## What is expected
The answer is a single figure: how many lines below contain the word "String".

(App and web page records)
/---

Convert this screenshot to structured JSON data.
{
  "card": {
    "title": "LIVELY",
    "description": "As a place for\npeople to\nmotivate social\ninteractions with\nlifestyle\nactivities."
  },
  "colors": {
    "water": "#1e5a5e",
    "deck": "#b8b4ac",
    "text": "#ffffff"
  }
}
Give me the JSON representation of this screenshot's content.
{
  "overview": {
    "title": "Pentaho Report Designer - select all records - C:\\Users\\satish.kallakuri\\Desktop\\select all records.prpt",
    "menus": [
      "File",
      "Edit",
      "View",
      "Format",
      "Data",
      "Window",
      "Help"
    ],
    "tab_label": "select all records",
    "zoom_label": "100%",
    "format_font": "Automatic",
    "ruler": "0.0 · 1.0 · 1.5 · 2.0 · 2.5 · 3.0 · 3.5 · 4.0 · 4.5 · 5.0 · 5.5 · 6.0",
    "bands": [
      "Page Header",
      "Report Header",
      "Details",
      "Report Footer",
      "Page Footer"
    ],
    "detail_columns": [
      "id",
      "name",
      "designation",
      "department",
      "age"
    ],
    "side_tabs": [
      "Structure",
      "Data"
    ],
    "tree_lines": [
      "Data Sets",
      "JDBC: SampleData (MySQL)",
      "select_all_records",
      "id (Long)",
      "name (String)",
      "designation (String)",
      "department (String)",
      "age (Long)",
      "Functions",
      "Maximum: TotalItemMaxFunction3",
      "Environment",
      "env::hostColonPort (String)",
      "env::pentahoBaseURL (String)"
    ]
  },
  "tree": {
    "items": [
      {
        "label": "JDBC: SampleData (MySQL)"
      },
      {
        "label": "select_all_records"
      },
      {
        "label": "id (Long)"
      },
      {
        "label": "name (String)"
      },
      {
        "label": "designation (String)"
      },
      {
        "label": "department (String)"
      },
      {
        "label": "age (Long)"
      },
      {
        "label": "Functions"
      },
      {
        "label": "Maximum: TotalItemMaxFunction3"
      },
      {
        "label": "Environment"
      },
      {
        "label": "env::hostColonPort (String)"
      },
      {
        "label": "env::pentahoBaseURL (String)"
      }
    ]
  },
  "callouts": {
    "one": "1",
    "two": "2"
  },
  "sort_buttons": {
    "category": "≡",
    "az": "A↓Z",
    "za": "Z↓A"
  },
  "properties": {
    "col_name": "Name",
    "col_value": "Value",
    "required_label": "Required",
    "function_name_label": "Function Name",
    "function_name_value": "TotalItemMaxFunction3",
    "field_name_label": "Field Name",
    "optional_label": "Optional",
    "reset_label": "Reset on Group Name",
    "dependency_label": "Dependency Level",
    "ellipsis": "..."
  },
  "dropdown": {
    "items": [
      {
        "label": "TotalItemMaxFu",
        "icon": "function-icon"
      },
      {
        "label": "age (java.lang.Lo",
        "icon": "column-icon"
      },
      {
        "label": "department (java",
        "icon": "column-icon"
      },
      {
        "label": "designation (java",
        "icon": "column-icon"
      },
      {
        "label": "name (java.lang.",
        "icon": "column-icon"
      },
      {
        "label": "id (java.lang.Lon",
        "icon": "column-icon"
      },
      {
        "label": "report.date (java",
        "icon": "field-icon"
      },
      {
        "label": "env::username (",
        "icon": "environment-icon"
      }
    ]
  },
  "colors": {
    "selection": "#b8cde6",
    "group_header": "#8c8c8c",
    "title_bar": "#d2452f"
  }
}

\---

## Exercise answer
10